What is needed. Which lines in the data below contain the word "time"? Copy each of them.

Information supplied.

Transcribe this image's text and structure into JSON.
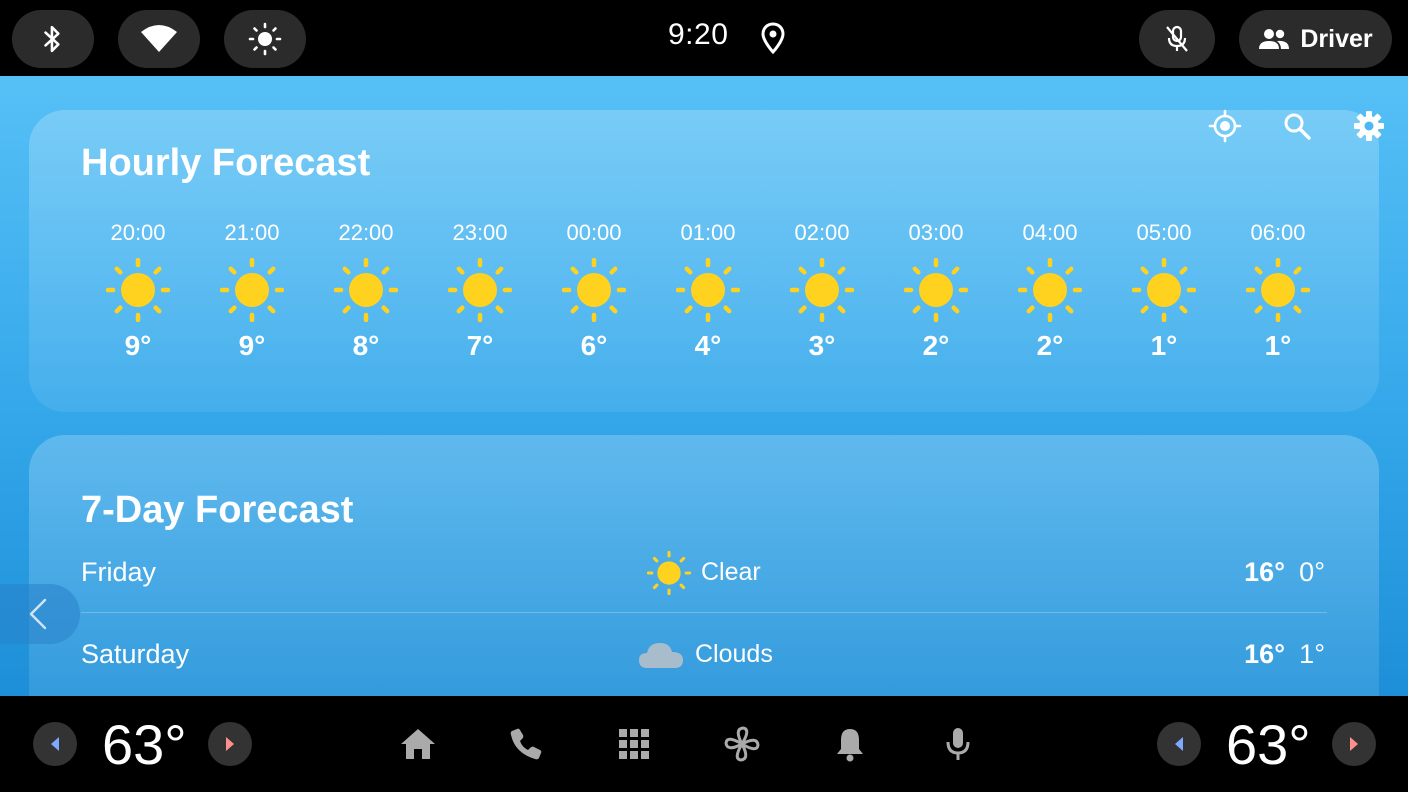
{
  "status_bar": {
    "time": "9:20",
    "driver_label": "Driver",
    "icons": [
      "bluetooth-icon",
      "wifi-icon",
      "brightness-icon",
      "location-pin-icon",
      "mic-off-icon",
      "people-icon"
    ]
  },
  "hourly": {
    "title": "Hourly Forecast",
    "items": [
      {
        "time": "20:00",
        "temp": "9°",
        "icon": "sun-icon"
      },
      {
        "time": "21:00",
        "temp": "9°",
        "icon": "sun-icon"
      },
      {
        "time": "22:00",
        "temp": "8°",
        "icon": "sun-icon"
      },
      {
        "time": "23:00",
        "temp": "7°",
        "icon": "sun-icon"
      },
      {
        "time": "00:00",
        "temp": "6°",
        "icon": "sun-icon"
      },
      {
        "time": "01:00",
        "temp": "4°",
        "icon": "sun-icon"
      },
      {
        "time": "02:00",
        "temp": "3°",
        "icon": "sun-icon"
      },
      {
        "time": "03:00",
        "temp": "2°",
        "icon": "sun-icon"
      },
      {
        "time": "04:00",
        "temp": "2°",
        "icon": "sun-icon"
      },
      {
        "time": "05:00",
        "temp": "1°",
        "icon": "sun-icon"
      },
      {
        "time": "06:00",
        "temp": "1°",
        "icon": "sun-icon"
      }
    ]
  },
  "daily": {
    "title": "7-Day Forecast",
    "items": [
      {
        "day": "Friday",
        "condition": "Clear",
        "high": "16°",
        "low": "0°",
        "icon": "sun-icon"
      },
      {
        "day": "Saturday",
        "condition": "Clouds",
        "high": "16°",
        "low": "1°",
        "icon": "cloud-icon"
      }
    ]
  },
  "toolbar_icons": [
    "my-location-icon",
    "search-icon",
    "settings-icon"
  ],
  "nav_bar": {
    "left_temp": "63°",
    "right_temp": "63°",
    "icons": [
      "home-icon",
      "phone-icon",
      "apps-grid-icon",
      "fan-icon",
      "bell-icon",
      "mic-icon"
    ]
  },
  "colors": {
    "sun": "#ffd21f",
    "cloud": "#a9bccc",
    "sky_top": "#56c0f6",
    "sky_bottom": "#1c8fd8",
    "temp_arrow_left": "#7fa9ff",
    "temp_arrow_right": "#ff8f8f"
  }
}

Task response.
    "time": "9:20",
        "time": "20:00",
        "time": "21:00",
        "time": "22:00",
        "time": "23:00",
        "time": "00:00",
        "time": "01:00",
        "time": "02:00",
        "time": "03:00",
        "time": "04:00",
        "time": "05:00",
        "time": "06:00",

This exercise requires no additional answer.